The process of teeth whitening is one of applying a chemical to the teeth and keeping it there for a specific amount of time. Active ingredients in teeth whitening products work on lifting stains out of the enamel and providing an overall whiter appearance. There are quite a few teeth whitening products on the market but while similar, they are not the same. There are different methods to whiten as well as different chemicals to use, which can confuse the consumer as to what is the best teeth whitening product. All of the products make the claim to whiten teeth, but some teeth whiteners are more effective than others. So let's take a look at exactly what teeth whitening is.
The foods we consume stain our teeth over time. Coffee, tea, colas and tobacco products are common culprits behind turning teeth yellow and brown over time. Genetics also plays a role in teeth coloration which means that some individuals can have teeth that look stained. Externally caused stains respond to tooth whiteners; genetic discoloration may or may not whiten.
Teeth Whitening at Home
Several teeth whitening methods are on the market for do-it-yourself whitening. The effectiveness of some is not clear whereas others show results time and time again. The options for teeth whitening at home are:
- Dental trays. The user places a plastic tray holding the whitening product onto the teeth and leaves it there for a specified time.
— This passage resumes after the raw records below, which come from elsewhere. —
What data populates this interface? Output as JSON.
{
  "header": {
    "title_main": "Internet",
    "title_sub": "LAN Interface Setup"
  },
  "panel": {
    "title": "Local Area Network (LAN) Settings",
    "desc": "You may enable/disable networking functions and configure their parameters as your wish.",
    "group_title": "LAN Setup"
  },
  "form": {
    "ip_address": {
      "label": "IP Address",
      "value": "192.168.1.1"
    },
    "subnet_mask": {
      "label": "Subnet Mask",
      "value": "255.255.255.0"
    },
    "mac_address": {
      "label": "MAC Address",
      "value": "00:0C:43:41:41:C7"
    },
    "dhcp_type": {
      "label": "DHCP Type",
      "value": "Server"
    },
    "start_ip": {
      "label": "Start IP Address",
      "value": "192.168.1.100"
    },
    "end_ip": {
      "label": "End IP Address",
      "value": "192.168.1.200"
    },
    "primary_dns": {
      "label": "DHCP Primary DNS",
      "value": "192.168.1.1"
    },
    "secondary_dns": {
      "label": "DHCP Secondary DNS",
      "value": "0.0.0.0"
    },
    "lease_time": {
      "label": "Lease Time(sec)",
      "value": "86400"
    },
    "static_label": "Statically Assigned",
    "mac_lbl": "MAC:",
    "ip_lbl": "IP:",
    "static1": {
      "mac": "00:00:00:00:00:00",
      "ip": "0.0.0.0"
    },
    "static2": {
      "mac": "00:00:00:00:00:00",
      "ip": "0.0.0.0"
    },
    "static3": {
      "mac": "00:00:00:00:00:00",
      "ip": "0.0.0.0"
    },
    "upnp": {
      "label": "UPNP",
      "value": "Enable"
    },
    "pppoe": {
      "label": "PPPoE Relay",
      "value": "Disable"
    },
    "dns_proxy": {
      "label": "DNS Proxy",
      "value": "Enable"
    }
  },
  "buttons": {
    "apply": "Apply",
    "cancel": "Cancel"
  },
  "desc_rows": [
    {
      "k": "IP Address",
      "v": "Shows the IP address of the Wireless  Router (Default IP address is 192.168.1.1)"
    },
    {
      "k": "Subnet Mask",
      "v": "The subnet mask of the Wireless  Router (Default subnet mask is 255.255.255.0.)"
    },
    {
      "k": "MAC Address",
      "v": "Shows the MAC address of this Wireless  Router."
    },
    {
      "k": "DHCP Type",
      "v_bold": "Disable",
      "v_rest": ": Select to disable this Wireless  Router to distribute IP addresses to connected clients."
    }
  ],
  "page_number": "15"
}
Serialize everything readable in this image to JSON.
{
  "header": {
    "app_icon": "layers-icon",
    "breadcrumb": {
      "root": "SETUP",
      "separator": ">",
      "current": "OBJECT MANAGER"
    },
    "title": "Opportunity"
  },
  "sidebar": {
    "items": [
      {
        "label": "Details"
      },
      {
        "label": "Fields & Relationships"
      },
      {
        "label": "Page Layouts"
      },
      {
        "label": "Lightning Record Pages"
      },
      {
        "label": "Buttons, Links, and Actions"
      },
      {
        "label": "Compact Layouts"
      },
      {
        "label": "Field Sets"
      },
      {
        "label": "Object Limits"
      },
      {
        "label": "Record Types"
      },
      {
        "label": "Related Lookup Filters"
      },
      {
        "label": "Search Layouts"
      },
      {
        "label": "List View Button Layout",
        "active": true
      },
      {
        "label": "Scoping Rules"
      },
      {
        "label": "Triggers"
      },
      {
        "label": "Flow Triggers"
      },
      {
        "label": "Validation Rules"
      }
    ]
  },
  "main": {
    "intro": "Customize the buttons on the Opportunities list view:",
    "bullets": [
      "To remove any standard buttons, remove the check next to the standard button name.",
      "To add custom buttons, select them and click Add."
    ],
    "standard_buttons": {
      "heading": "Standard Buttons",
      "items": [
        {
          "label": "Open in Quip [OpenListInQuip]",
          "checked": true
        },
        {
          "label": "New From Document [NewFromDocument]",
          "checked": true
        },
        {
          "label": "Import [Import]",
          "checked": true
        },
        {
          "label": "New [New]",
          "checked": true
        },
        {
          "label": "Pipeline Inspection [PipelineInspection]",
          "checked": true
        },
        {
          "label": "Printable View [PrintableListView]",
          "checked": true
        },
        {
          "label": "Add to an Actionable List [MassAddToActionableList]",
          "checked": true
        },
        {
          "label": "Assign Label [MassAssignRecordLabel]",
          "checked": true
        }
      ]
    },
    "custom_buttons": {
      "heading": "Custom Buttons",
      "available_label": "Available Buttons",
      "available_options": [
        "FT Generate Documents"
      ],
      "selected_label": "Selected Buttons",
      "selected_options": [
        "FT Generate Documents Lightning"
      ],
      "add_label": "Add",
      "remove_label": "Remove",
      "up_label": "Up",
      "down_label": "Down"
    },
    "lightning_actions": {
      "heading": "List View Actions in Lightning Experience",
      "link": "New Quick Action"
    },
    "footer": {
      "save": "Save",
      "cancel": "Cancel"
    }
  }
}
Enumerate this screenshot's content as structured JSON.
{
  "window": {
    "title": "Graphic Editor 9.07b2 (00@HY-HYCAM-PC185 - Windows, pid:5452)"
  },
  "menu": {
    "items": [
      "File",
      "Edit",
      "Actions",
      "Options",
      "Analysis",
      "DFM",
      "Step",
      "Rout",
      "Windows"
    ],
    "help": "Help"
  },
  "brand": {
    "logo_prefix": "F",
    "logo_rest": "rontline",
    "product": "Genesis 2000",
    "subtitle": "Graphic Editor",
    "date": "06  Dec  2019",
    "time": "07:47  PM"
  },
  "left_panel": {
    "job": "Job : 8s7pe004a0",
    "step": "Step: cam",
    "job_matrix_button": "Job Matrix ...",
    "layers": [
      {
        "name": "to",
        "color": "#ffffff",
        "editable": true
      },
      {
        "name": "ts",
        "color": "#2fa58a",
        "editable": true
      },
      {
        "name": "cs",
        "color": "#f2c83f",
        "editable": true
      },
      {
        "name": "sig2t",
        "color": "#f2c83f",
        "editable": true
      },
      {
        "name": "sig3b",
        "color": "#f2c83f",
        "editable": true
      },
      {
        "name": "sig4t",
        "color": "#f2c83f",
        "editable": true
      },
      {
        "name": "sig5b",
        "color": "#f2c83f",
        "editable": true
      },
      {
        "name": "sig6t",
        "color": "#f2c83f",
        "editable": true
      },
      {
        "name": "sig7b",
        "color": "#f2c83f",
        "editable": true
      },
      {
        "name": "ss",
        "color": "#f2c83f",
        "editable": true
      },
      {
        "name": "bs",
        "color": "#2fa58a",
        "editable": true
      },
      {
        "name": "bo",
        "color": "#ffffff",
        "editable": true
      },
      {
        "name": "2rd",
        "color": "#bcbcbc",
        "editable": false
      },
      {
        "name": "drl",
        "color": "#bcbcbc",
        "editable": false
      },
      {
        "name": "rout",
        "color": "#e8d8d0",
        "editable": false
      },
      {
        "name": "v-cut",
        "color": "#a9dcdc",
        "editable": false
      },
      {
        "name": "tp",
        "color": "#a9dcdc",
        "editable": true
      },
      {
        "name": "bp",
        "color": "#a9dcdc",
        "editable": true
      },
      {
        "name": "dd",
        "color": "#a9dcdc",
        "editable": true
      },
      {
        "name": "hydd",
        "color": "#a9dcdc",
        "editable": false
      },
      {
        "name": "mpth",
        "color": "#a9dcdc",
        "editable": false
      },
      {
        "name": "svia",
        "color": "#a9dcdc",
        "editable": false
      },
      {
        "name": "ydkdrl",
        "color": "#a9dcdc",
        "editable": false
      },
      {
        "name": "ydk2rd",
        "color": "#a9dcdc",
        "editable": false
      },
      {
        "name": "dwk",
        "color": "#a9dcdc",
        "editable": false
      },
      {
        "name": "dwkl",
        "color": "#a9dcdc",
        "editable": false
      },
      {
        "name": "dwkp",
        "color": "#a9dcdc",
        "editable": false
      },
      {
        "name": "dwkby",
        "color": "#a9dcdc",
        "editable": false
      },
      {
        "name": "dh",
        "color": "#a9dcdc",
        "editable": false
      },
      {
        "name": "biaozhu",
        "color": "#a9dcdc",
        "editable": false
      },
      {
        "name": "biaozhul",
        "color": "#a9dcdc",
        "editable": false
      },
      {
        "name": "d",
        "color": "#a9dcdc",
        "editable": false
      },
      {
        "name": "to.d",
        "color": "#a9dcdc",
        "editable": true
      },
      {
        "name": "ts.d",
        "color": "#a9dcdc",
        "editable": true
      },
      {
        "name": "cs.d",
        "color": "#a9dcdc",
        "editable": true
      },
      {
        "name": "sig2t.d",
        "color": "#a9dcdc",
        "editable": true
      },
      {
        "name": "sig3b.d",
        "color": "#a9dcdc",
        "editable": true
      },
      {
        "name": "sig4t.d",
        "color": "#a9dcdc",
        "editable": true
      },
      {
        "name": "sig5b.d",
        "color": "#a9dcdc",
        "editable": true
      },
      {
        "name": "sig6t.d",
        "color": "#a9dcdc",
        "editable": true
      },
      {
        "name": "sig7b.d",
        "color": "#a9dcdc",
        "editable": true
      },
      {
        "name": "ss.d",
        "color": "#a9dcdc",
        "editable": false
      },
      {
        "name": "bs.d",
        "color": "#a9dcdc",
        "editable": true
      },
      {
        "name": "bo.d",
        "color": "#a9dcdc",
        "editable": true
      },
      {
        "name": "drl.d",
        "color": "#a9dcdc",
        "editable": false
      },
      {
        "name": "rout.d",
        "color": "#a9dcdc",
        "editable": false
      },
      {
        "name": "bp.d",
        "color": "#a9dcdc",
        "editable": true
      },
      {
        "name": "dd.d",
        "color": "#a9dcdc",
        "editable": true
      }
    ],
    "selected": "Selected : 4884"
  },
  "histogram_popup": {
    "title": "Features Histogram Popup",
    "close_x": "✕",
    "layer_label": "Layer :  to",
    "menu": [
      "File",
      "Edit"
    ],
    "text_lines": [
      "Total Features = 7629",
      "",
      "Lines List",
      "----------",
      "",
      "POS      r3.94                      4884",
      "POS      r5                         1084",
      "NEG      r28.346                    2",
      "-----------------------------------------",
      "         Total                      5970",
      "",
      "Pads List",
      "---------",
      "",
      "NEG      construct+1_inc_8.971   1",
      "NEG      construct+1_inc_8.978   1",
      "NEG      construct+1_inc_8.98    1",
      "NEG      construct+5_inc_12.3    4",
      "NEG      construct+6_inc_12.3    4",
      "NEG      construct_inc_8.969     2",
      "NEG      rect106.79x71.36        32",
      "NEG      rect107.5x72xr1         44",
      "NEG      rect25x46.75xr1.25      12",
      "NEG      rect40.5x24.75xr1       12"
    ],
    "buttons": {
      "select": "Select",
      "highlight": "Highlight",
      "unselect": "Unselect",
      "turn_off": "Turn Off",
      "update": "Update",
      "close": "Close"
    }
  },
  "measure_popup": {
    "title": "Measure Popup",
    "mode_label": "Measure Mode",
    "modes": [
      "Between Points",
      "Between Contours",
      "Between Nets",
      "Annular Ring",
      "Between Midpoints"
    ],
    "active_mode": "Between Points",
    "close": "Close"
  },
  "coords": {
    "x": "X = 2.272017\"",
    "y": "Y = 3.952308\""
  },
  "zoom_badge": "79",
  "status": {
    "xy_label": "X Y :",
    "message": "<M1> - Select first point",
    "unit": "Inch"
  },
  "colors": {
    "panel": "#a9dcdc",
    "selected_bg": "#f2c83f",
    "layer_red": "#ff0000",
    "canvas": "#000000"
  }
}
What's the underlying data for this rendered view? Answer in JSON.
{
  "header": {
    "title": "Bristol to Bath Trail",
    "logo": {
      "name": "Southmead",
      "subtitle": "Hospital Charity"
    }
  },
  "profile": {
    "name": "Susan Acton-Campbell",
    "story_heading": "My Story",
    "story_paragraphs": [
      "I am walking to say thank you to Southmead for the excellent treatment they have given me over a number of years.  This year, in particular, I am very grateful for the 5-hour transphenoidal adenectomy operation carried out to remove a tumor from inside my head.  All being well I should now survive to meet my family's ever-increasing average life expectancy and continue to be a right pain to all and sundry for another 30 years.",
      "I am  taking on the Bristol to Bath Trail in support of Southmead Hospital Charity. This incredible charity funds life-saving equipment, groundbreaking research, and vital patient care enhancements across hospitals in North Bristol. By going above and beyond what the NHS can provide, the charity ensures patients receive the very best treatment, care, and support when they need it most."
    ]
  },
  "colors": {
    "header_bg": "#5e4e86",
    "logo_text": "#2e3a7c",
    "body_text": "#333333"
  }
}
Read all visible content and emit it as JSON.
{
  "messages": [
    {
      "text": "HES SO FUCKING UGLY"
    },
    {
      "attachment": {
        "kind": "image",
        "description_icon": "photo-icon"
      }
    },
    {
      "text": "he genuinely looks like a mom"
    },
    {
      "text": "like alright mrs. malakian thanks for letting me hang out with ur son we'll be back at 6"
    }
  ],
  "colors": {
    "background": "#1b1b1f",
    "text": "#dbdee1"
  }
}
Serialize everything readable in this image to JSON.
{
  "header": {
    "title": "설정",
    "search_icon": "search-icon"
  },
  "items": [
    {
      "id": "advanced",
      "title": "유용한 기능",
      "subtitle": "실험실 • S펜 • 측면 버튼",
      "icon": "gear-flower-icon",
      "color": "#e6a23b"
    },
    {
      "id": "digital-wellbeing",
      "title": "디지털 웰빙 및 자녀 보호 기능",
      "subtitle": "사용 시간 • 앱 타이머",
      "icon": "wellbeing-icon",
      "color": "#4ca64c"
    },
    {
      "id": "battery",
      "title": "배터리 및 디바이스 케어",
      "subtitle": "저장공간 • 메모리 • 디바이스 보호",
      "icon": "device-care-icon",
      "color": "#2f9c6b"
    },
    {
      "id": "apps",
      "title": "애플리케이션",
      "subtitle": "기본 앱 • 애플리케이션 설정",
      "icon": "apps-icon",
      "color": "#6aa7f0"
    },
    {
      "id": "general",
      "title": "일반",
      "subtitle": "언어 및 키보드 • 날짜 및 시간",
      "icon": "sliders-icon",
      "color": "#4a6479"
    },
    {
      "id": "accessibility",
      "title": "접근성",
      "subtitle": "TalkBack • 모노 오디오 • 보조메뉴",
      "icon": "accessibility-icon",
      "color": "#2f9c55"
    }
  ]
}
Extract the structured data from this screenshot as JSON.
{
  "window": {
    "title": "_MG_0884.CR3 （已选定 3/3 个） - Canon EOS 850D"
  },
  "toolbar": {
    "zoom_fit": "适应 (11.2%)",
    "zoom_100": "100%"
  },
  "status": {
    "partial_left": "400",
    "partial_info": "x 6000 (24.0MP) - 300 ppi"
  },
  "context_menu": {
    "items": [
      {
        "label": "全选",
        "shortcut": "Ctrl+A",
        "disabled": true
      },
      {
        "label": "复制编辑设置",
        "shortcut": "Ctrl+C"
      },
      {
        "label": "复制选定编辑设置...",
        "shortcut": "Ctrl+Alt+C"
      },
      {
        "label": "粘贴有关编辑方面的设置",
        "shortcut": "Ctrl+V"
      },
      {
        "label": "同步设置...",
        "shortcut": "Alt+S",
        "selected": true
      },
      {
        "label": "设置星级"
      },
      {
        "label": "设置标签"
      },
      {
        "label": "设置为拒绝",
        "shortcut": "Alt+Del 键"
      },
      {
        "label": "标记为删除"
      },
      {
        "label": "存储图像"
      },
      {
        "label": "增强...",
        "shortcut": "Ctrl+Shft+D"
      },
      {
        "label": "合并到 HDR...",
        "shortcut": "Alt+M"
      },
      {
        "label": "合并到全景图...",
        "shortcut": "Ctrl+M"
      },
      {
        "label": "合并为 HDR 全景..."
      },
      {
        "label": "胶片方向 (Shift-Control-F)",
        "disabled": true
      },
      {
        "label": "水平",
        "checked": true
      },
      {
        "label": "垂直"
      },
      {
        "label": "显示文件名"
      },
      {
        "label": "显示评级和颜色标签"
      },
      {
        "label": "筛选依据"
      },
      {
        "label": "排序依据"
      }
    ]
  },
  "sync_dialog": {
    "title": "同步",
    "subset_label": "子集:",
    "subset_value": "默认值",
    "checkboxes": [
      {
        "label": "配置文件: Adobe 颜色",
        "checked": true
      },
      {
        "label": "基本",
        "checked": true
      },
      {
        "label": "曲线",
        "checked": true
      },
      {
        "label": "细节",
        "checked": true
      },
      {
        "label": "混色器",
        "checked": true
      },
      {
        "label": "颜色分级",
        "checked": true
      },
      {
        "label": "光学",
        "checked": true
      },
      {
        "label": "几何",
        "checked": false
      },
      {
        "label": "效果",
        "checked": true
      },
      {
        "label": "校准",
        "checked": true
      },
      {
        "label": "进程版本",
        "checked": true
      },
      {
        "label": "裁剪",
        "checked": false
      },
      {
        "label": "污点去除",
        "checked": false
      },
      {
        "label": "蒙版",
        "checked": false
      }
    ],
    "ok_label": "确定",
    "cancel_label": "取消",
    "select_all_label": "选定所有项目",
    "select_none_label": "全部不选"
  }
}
Trays come in thermoplastic for molding inside the mouth, boil trays where the tray is placed in boiling water and formed in the mouth, and stock size trays with no shaping involved.
- Brush-on solutions. This is the simplest of all of the home whitening products. The solution is simply brushed onto the teeth and the user keeps it on overnight. The solution is easily washed or brushed off the next morning.
- Whitening strips. Strips are made from a plastic film and carry the coating on one side. The user presses the strip firmly against the teeth and leaves it there for a specified period of time. It is important to ensure full contact between the strip and teeth so as not to miss an area.
- Toothpastes. Pastes use an abrasive product similar to what is used by the dentist during a cleaning. There is a small amount of whitening product in these toothpastes, but there is not enough to make an appreciable difference in tooth color. Instead, the abrasives do all of the work in removing stains and they are effective.
Teeth Whitening Products
A majority of teeth whitening products use one of two types of peroxides. Hydrogen peroxide is more commonly used in dental offices and Carbamide peroxide (Urea Peroxide) is found in the do-it-yourself kits found on the shelves. Both work on lifting stains, but there is a fundamental difference between the two. Hydrogen peroxide is not as stable as Carbamide peroxide (Urea Peroxide), meaning it deteriorates quickly on the shelf if not used by a certain time. Carbamide peroxide (Urea Peroxide) is more stable and does not deteriorate nearly as fast as hydrogen peroxide.
Teeth whitening products work on the two types of stains found on teeth: extrinsic and intrinsic. Extrinsic designates stains that are on the surface of the enamel. Toothpastes are highly effective at attacking extrinsic stains. However, they are not able to reach and affect stains that are underneath the enamel. These stains are known as intrinsic. They are inside the tooth and show through the enamel.
One of the main active ingredients in our teeth whitening products is Carbamide peroxide (Urea Peroxide), which is an oxidizer that is effective as a disinfectant and bleaching agent. When used in TheraBreath teeth whitening products the Carbamide peroxide (Urea Peroxide) removes staining within the teeth enamel.
Whitening teeth also makes teeth sensitive for a period of time after the application has been removed. The very action that lifts stains causes the sensitivity. Dentinal tubules in the tooth extend from the nerve to the external surface. Normally, there is fluid inside of the tubules and when the fluid moves around, it causes sensitivity. Minerals found in saliva plug the external end of the tubes, stopping movement and resultant sensitivity. The bleaching action of the peroxide dissolves the mineral plugs, allowing movement of the fluid and causing sensitivity. These problems are normal and will go usually away after a short period of time. Solutions are available that lessen the sensitivity as well as shortening the amount of time that the sensation is felt.
It is not unusual to have white spots on the gums after a treatment. When peroxide comes into contact with the gums, it bleaches the area and causes soreness. This is also a temporary discomfort, but can be treated by applying liquid vitamin E onto the affected area. The problem can be avoided by applying Vaseline to the gums before treatment, or wiping off excess bleach after a tray has been applied. Also, spit out any bleach remaining in the mouth after a treatment to avoid contact with the gums.
The overall effect of teeth whitening products last for quite some time provided the user stays away from consuming agents that stain. Not changing consumption habits leads to teeth returning to the state they were in before treatment. Teeth may also need to be touched up from time to time.
Users of teeth whitening products state they receive a lot of satisfaction from having bright teeth. The process, while time consuming, takes a relatively short time out of your day to achieve results that last for quite some time.